■ **EXTRACTED RECORDS**:
****************
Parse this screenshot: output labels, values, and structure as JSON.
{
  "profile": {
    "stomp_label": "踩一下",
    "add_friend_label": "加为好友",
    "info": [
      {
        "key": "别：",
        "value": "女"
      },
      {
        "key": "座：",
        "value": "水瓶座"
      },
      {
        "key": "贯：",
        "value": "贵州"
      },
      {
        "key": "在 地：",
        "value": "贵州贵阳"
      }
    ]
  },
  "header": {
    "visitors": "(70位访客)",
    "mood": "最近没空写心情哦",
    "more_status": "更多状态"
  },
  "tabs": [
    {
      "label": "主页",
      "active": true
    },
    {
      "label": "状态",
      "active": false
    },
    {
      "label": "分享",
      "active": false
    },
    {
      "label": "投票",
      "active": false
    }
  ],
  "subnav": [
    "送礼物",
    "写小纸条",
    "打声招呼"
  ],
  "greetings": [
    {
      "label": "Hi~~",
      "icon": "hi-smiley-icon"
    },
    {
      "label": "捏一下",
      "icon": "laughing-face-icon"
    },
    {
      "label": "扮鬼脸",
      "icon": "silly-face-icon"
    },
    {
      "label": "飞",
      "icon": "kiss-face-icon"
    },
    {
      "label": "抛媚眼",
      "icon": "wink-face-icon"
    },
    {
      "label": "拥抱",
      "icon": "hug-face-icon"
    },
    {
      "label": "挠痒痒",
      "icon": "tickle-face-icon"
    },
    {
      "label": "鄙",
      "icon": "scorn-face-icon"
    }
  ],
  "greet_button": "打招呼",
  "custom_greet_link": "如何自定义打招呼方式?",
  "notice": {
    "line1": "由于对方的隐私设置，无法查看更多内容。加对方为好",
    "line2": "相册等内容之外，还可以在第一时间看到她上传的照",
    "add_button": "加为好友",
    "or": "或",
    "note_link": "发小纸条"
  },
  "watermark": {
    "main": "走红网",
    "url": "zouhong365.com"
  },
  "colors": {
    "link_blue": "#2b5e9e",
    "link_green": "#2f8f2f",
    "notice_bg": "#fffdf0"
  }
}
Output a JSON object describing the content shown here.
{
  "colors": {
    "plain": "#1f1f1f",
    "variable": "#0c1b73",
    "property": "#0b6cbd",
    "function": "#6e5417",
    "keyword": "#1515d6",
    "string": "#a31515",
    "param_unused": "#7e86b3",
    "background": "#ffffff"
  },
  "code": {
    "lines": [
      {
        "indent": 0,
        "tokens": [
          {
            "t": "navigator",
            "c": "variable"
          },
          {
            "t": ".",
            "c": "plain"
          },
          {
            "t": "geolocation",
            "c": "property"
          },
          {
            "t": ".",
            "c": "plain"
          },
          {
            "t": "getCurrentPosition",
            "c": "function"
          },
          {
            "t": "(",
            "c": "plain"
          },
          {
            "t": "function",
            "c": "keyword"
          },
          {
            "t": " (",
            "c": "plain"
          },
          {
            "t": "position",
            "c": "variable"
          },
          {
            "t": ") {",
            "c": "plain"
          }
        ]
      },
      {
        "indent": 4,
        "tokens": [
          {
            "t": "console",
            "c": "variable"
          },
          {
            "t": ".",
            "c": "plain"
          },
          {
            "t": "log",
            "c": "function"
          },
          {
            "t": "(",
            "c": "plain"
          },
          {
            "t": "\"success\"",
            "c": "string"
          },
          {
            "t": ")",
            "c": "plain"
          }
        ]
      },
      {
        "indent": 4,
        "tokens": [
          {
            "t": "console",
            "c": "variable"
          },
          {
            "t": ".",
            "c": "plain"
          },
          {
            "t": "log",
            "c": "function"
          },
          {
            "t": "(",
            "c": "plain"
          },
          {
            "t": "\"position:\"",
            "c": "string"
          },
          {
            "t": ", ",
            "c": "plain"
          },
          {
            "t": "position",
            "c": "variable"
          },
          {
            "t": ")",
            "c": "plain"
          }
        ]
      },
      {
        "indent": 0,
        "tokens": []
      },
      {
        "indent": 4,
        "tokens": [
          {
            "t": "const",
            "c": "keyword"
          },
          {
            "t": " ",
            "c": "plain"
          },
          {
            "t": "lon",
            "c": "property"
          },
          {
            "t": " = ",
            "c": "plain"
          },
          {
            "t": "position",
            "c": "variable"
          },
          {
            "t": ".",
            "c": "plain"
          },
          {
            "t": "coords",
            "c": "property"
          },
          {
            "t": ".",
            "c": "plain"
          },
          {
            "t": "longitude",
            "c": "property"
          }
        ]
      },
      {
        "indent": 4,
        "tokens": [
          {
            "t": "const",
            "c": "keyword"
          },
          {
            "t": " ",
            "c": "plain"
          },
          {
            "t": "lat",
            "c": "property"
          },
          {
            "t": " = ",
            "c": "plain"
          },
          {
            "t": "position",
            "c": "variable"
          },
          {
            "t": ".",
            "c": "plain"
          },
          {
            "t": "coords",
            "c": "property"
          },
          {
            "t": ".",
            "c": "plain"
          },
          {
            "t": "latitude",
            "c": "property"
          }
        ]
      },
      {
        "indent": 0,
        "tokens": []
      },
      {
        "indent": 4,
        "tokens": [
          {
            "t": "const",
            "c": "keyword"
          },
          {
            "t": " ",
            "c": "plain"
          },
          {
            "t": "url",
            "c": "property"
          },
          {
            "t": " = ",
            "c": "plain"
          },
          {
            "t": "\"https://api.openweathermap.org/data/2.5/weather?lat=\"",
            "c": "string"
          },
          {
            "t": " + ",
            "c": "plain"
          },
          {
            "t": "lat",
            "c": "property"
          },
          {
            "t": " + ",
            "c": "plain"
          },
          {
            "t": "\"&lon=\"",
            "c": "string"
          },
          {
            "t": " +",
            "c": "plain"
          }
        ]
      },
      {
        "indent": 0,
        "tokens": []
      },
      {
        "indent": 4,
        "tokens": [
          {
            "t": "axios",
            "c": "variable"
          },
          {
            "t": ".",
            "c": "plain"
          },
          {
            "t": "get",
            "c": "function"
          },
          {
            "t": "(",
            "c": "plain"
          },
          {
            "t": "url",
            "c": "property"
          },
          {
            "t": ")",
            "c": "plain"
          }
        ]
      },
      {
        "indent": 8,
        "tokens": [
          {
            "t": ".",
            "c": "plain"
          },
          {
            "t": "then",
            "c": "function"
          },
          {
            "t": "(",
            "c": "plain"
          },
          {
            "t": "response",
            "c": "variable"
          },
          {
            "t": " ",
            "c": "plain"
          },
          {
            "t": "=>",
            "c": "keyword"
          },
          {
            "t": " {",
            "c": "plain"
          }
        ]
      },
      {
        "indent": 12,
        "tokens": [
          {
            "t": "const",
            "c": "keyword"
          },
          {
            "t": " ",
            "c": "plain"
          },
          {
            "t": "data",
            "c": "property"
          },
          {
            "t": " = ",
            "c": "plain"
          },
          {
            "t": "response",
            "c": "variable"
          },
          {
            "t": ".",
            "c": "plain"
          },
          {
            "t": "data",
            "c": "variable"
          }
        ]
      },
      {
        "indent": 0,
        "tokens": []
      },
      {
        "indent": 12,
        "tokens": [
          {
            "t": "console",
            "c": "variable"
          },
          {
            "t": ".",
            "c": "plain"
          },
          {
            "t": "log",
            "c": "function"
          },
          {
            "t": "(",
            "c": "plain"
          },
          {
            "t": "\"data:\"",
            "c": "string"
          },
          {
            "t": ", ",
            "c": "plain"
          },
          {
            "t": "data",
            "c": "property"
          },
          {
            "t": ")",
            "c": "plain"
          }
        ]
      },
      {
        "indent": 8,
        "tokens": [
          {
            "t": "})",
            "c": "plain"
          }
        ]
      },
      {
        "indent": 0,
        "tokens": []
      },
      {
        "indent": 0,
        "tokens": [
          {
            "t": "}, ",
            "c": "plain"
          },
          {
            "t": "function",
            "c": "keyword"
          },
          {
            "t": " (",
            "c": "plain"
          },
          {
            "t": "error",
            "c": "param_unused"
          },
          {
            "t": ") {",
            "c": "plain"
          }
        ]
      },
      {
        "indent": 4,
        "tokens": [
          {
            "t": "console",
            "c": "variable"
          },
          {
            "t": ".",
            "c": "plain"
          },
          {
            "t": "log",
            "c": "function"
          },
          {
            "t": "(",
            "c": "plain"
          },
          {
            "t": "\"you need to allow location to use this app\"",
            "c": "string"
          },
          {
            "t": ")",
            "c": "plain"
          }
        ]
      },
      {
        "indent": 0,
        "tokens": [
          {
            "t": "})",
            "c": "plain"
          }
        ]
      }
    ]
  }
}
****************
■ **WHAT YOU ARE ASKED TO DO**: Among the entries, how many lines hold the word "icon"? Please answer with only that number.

■ **RESULT OF THIS TASK**: 8